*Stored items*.
* * *

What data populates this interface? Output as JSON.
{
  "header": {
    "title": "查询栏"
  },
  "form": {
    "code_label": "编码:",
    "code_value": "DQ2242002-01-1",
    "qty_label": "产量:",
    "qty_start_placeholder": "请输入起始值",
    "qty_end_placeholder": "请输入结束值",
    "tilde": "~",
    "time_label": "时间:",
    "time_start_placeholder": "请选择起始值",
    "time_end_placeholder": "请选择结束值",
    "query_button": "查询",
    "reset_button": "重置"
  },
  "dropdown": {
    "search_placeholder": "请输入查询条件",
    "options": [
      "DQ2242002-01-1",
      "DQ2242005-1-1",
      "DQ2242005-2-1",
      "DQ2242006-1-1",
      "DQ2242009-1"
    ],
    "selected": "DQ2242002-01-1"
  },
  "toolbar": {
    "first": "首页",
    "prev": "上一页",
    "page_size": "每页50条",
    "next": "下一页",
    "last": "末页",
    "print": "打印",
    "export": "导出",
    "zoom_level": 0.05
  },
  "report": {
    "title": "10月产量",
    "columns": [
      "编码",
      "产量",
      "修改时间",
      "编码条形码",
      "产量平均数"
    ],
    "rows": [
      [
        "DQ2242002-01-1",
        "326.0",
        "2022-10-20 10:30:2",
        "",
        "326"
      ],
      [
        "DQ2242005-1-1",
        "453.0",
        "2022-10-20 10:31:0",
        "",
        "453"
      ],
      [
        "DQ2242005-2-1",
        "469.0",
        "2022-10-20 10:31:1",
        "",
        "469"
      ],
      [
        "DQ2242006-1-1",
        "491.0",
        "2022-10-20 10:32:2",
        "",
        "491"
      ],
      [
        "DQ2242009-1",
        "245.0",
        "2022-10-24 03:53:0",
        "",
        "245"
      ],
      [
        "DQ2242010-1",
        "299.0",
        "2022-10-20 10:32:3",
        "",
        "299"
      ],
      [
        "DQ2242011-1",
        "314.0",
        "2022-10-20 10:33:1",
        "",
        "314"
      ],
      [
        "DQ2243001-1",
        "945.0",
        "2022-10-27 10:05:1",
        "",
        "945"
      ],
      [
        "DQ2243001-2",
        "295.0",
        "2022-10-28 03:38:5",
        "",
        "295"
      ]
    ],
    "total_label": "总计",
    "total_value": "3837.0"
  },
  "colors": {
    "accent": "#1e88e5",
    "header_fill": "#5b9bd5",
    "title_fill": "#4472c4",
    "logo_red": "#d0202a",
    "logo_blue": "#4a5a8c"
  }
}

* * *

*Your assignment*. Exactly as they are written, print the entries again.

*Output*.
What data populates this interface? Output as JSON.
{
  "header": {
    "title": "查询栏"
  },
  "form": {
    "code_label": "编码:",
    "code_value": "DQ2242002-01-1",
    "qty_label": "产量:",
    "qty_start_placeholder": "请输入起始值",
    "qty_end_placeholder": "请输入结束值",
    "tilde": "~",
    "time_label": "时间:",
    "time_start_placeholder": "请选择起始值",
    "time_end_placeholder": "请选择结束值",
    "query_button": "查询",
    "reset_button": "重置"
  },
  "dropdown": {
    "search_placeholder": "请输入查询条件",
    "options": [
      "DQ2242002-01-1",
      "DQ2242005-1-1",
      "DQ2242005-2-1",
      "DQ2242006-1-1",
      "DQ2242009-1"
    ],
    "selected": "DQ2242002-01-1"
  },
  "toolbar": {
    "first": "首页",
    "prev": "上一页",
    "page_size": "每页50条",
    "next": "下一页",
    "last": "末页",
    "print": "打印",
    "export": "导出",
    "zoom_level": 0.05
  },
  "report": {
    "title": "10月产量",
    "columns": [
      "编码",
      "产量",
      "修改时间",
      "编码条形码",
      "产量平均数"
    ],
    "rows": [
      [
        "DQ2242002-01-1",
        "326.0",
        "2022-10-20 10:30:2",
        "",
        "326"
      ],
      [
        "DQ2242005-1-1",
        "453.0",
        "2022-10-20 10:31:0",
        "",
        "453"
      ],
      [
        "DQ2242005-2-1",
        "469.0",
        "2022-10-20 10:31:1",
        "",
        "469"
      ],
      [
        "DQ2242006-1-1",
        "491.0",
        "2022-10-20 10:32:2",
        "",
        "491"
      ],
      [
        "DQ2242009-1",
        "245.0",
        "2022-10-24 03:53:0",
        "",
        "245"
      ],
      [
        "DQ2242010-1",
        "299.0",
        "2022-10-20 10:32:3",
        "",
        "299"
      ],
      [
        "DQ2242011-1",
        "314.0",
        "2022-10-20 10:33:1",
        "",
        "314"
      ],
      [
        "DQ2243001-1",
        "945.0",
        "2022-10-27 10:05:1",
        "",
        "945"
      ],
      [
        "DQ2243001-2",
        "295.0",
        "2022-10-28 03:38:5",
        "",
        "295"
      ]
    ],
    "total_label": "总计",
    "total_value": "3837.0"
  },
  "colors": {
    "accent": "#1e88e5",
    "header_fill": "#5b9bd5",
    "title_fill": "#4472c4",
    "logo_red": "#d0202a",
    "logo_blue": "#4a5a8c"
  }
}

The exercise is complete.